EXERCISE DIRECTIONS >>
Output all entries verbatim. Skip pictures.

[Entries from a dataset of interfaces]
* * * *
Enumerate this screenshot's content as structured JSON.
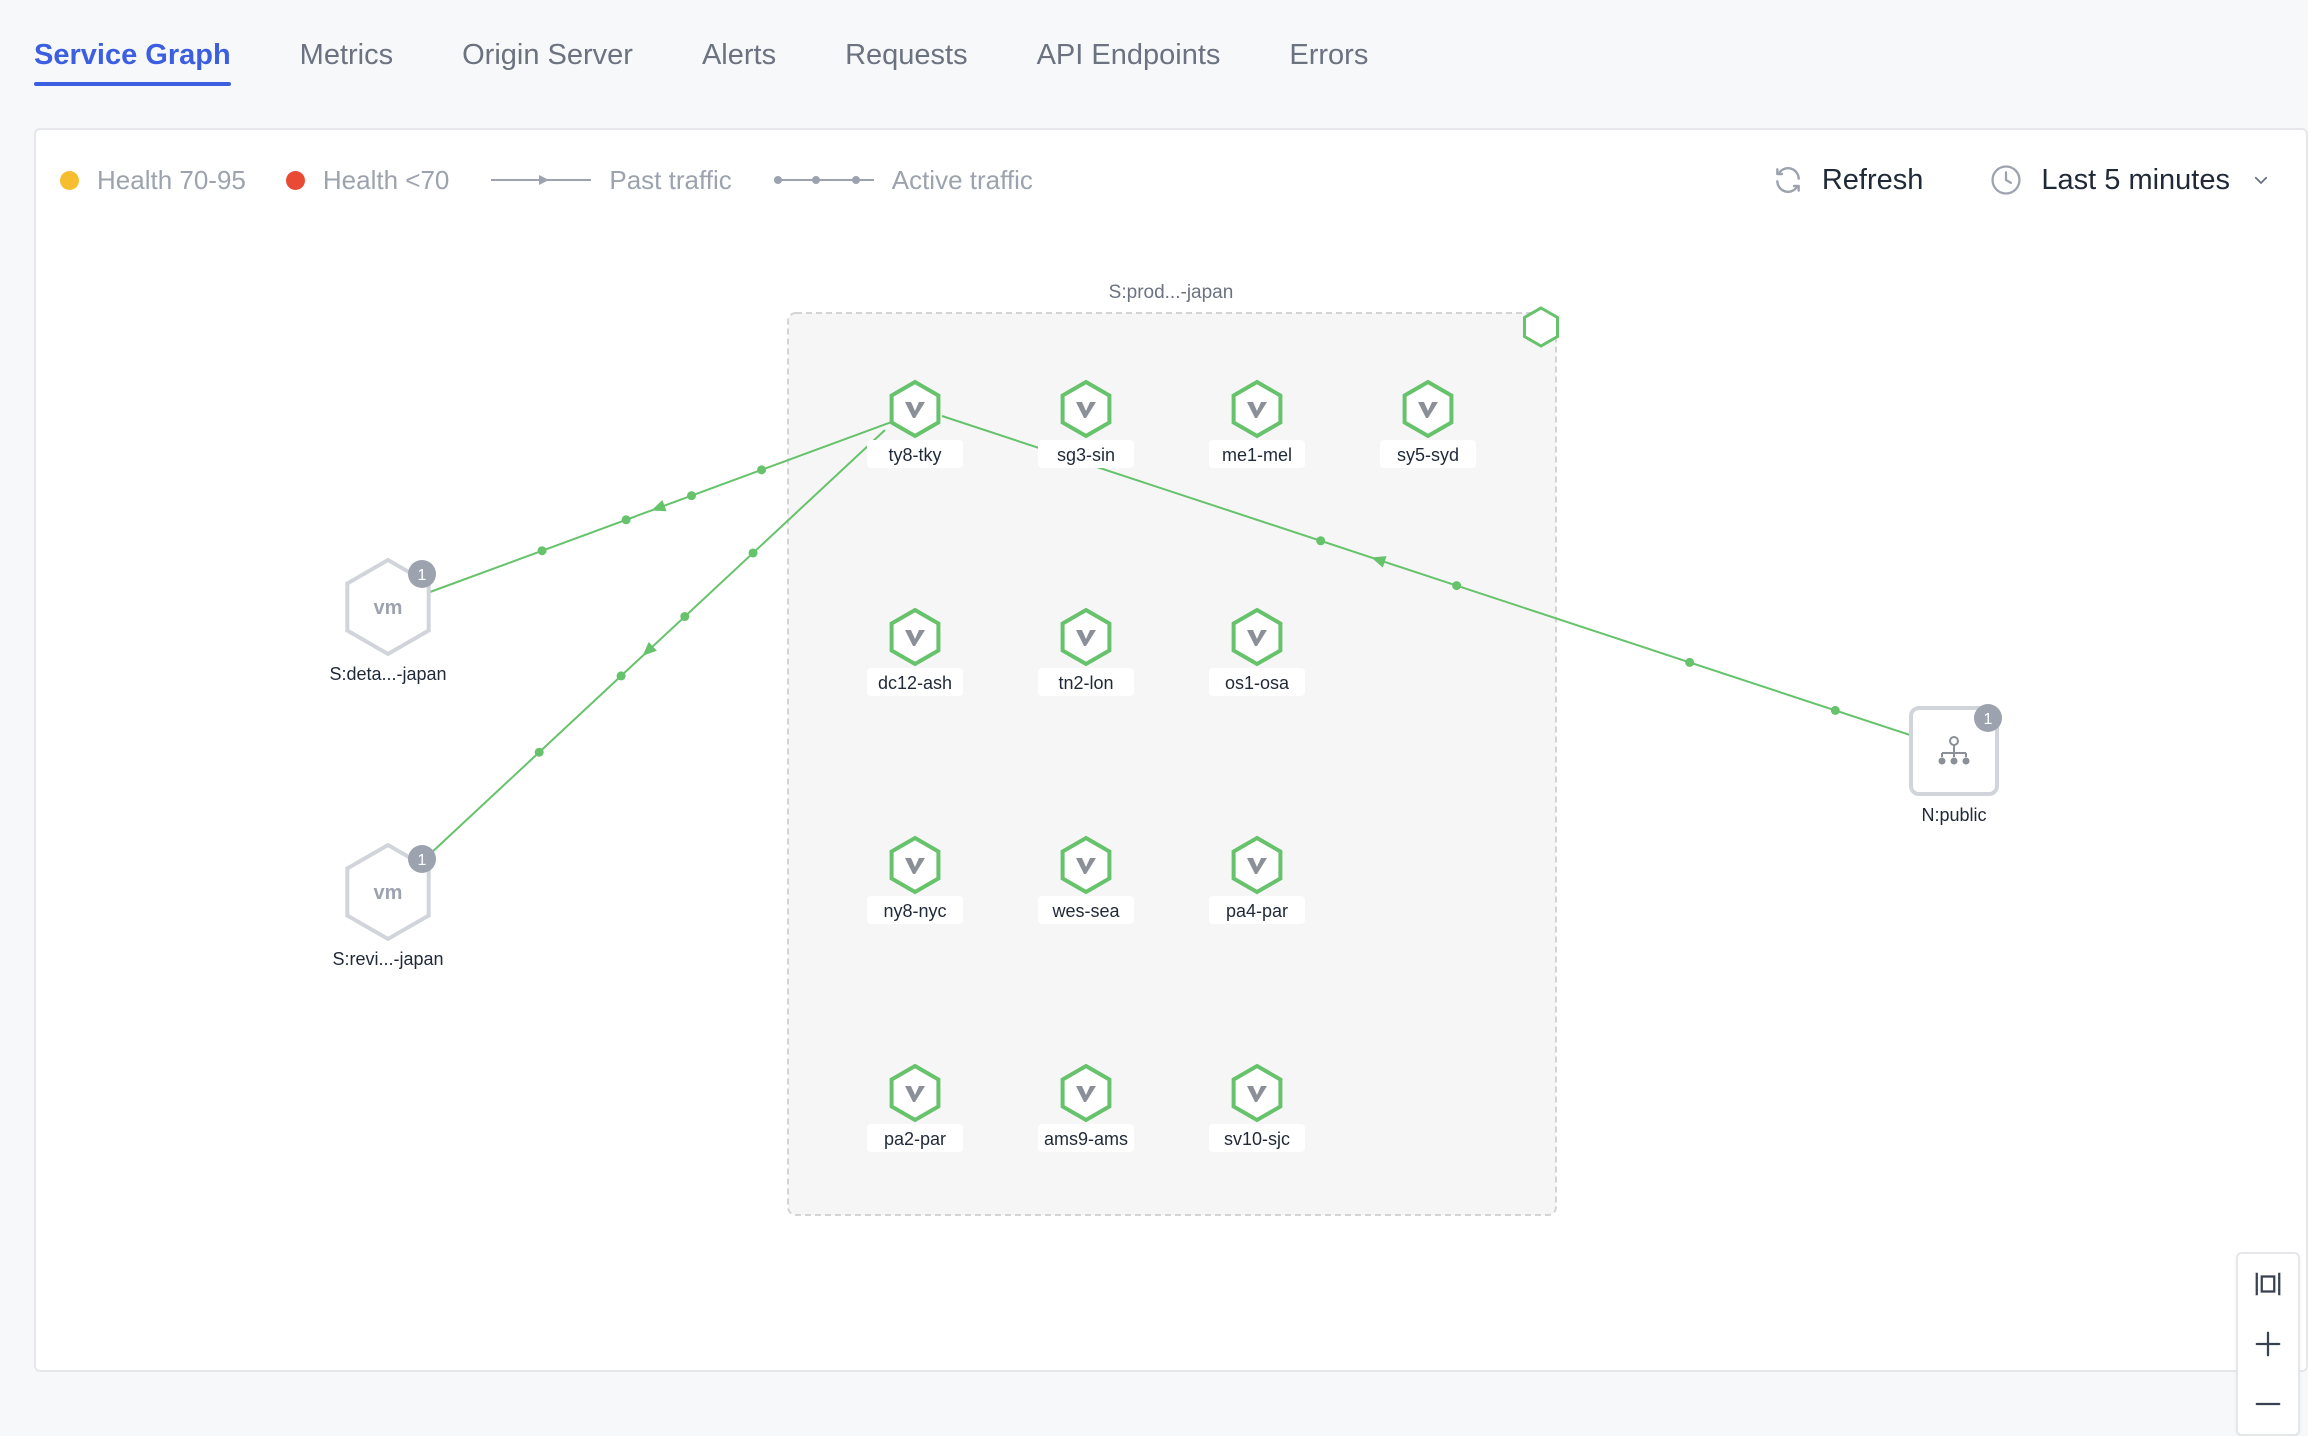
{
  "tabs": [
    {
      "label": "Service Graph",
      "active": true
    },
    {
      "label": "Metrics",
      "active": false
    },
    {
      "label": "Origin Server",
      "active": false
    },
    {
      "label": "Alerts",
      "active": false
    },
    {
      "label": "Requests",
      "active": false
    },
    {
      "label": "API Endpoints",
      "active": false
    },
    {
      "label": "Errors",
      "active": false
    }
  ],
  "legend": {
    "health_warn_label": "Health 70-95",
    "health_warn_color": "#f6bd2e",
    "health_bad_label": "Health <70",
    "health_bad_color": "#e84a36",
    "past_traffic_label": "Past traffic",
    "active_traffic_label": "Active traffic"
  },
  "toolbar": {
    "refresh_label": "Refresh",
    "time_range_label": "Last 5 minutes"
  },
  "graph": {
    "accent_color": "#66c26b",
    "group_label": "S:prod...-japan",
    "site_icon": "v-logo-icon",
    "sites": [
      "ty8-tky",
      "sg3-sin",
      "me1-mel",
      "sy5-syd",
      "dc12-ash",
      "tn2-lon",
      "os1-osa",
      "ny8-nyc",
      "wes-sea",
      "pa4-par",
      "pa2-par",
      "ams9-ams",
      "sv10-sjc"
    ],
    "vm_nodes": [
      {
        "label": "S:deta...-japan",
        "icon_text": "vm",
        "badge": "1"
      },
      {
        "label": "S:revi...-japan",
        "icon_text": "vm",
        "badge": "1"
      }
    ],
    "network_node": {
      "label": "N:public",
      "badge": "1",
      "icon": "network-hierarchy-icon"
    }
  }
}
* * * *
PROBLEM SOLUTION >>
Enumerate this screenshot's content as structured JSON.
{
  "tabs": [
    {
      "label": "Service Graph",
      "active": true
    },
    {
      "label": "Metrics",
      "active": false
    },
    {
      "label": "Origin Server",
      "active": false
    },
    {
      "label": "Alerts",
      "active": false
    },
    {
      "label": "Requests",
      "active": false
    },
    {
      "label": "API Endpoints",
      "active": false
    },
    {
      "label": "Errors",
      "active": false
    }
  ],
  "legend": {
    "health_warn_label": "Health 70-95",
    "health_warn_color": "#f6bd2e",
    "health_bad_label": "Health <70",
    "health_bad_color": "#e84a36",
    "past_traffic_label": "Past traffic",
    "active_traffic_label": "Active traffic"
  },
  "toolbar": {
    "refresh_label": "Refresh",
    "time_range_label": "Last 5 minutes"
  },
  "graph": {
    "accent_color": "#66c26b",
    "group_label": "S:prod...-japan",
    "site_icon": "v-logo-icon",
    "sites": [
      "ty8-tky",
      "sg3-sin",
      "me1-mel",
      "sy5-syd",
      "dc12-ash",
      "tn2-lon",
      "os1-osa",
      "ny8-nyc",
      "wes-sea",
      "pa4-par",
      "pa2-par",
      "ams9-ams",
      "sv10-sjc"
    ],
    "vm_nodes": [
      {
        "label": "S:deta...-japan",
        "icon_text": "vm",
        "badge": "1"
      },
      {
        "label": "S:revi...-japan",
        "icon_text": "vm",
        "badge": "1"
      }
    ],
    "network_node": {
      "label": "N:public",
      "badge": "1",
      "icon": "network-hierarchy-icon"
    }
  }
}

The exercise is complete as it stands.